Starkova, O.; Gagani, A.I.; Karl, C.W.; Rocha, I.B.C.M.; Burlakovs, J.; Krauklis, A.E.
Modelling of Environmental Ageing of Polymers and Polymer Composites—Durability Prediction Methods. *Polymers* **2022**, *14*, 907.
https://doi.org/10.3390/polym14050907

**AMA Style**

Starkova O, Gagani AI, Karl CW, Rocha IBCM, Burlakovs J, Krauklis AE.
Modelling of Environmental Ageing of Polymers and Polymer Composites—Durability Prediction Methods. *Polymers*. 2022; 14(5):907.
https://doi.org/10.3390/polym14050907

**Chicago/Turabian Style**
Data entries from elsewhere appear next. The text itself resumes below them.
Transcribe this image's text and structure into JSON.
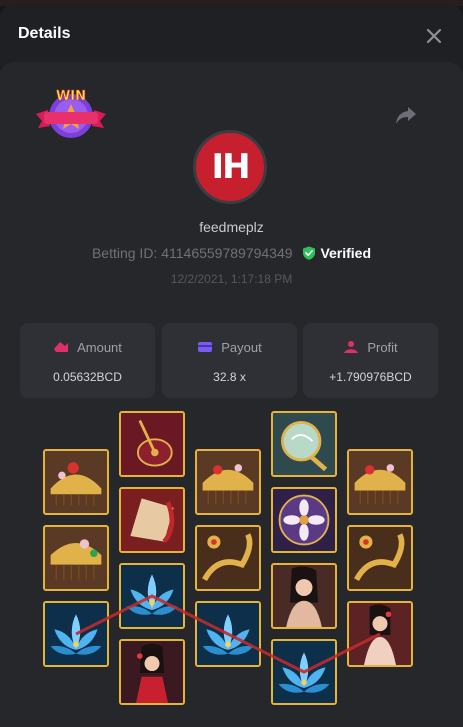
{
  "header": {
    "title": "Details"
  },
  "badge": {
    "label": "WIN"
  },
  "avatar": {
    "initials": "IH"
  },
  "player": {
    "username": "feedmeplz",
    "betting_id_label": "Betting ID: 41146559789794349",
    "verified_label": "Verified",
    "timestamp": "12/2/2021, 1:17:18 PM"
  },
  "stats": {
    "amount": {
      "label": "Amount",
      "value": "0.05632BCD"
    },
    "payout": {
      "label": "Payout",
      "value": "32.8 x"
    },
    "profit": {
      "label": "Profit",
      "value": "+1.790976BCD"
    }
  },
  "colors": {
    "accent_green": "#2ec15b",
    "tile_border": "#e5b53b",
    "payline": "#c22a2a",
    "amount_icon": "#e0306a",
    "payout_icon": "#7b5cf0",
    "profit_icon": "#e0306a"
  },
  "reels": [
    [
      "comb",
      "comb",
      "lotus"
    ],
    [
      "ruby",
      "fan",
      "lotus",
      "dancer"
    ],
    [
      "comb",
      "comb",
      "lotus"
    ],
    [
      "mirror",
      "flower",
      "lady",
      "lotus"
    ],
    [
      "comb",
      "comb",
      "lady"
    ]
  ]
}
Starkova, Olesja, Abedin I. Gagani, Christian W. Karl, Iuri B. C. M. Rocha, Juris Burlakovs, and Andrey E. Krauklis.
2022. "Modelling of Environmental Ageing of Polymers and Polymer Composites—Durability Prediction Methods" *Polymers* 14, no. 5: 907.
https://doi.org/10.3390/polym14050907